■ **Exercise goal**: Would you work out how many of the lines below hold "transfer" and reply with nothing but the number?

■ **Data for the task**:
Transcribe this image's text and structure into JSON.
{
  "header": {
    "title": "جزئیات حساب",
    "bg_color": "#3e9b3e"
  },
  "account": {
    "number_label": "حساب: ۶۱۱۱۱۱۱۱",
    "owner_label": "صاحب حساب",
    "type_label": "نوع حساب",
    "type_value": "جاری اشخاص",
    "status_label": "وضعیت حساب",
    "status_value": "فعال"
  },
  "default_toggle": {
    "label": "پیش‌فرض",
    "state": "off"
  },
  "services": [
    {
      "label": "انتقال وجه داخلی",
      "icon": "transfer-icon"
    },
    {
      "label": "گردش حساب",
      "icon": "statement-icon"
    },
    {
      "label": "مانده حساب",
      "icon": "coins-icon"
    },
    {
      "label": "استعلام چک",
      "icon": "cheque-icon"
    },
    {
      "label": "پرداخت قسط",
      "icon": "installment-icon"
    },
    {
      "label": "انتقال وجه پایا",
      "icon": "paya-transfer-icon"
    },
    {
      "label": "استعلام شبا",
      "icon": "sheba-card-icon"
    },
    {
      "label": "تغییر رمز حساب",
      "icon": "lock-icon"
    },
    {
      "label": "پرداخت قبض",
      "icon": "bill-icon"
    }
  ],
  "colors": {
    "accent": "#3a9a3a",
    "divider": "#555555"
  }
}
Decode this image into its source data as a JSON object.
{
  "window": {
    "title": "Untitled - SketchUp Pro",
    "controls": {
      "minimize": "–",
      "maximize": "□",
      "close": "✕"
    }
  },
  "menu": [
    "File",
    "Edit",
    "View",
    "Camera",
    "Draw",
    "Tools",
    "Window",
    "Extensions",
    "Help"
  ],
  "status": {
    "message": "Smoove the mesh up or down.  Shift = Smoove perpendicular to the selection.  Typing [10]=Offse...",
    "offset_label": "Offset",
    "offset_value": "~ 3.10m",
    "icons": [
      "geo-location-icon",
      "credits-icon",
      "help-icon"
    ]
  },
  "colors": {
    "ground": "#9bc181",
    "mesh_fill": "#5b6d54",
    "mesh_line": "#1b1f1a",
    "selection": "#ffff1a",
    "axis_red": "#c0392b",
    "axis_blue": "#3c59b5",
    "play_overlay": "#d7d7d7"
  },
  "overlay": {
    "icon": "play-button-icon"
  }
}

■ **Solution to this task**: 2